▸ **Goal of the exercise**:
Pick each line containing the word "screenshot" out of the data below.

BEGIN Input material

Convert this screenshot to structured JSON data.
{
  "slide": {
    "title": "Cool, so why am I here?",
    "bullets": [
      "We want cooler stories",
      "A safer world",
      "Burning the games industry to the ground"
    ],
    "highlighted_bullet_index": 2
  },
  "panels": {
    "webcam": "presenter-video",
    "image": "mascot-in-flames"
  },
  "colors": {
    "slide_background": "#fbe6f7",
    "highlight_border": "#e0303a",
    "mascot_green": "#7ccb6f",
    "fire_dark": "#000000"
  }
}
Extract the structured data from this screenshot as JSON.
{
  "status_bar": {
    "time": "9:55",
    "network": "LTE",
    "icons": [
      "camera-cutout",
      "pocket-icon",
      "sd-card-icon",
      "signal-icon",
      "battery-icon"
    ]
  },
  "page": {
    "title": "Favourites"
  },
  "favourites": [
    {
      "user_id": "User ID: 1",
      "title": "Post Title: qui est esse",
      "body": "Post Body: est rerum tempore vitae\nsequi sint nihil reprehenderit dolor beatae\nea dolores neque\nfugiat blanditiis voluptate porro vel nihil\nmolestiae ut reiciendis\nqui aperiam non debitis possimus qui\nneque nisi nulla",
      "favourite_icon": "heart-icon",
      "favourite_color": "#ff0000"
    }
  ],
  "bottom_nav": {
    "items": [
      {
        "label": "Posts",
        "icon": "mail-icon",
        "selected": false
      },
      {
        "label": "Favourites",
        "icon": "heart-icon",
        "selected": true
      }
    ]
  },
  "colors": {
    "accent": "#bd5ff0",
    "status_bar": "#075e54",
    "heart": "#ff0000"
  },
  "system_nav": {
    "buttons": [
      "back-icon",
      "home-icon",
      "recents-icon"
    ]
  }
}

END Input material

▸ **Answer to the exercise**:
Convert this screenshot to structured JSON data.
Extract the structured data from this screenshot as JSON.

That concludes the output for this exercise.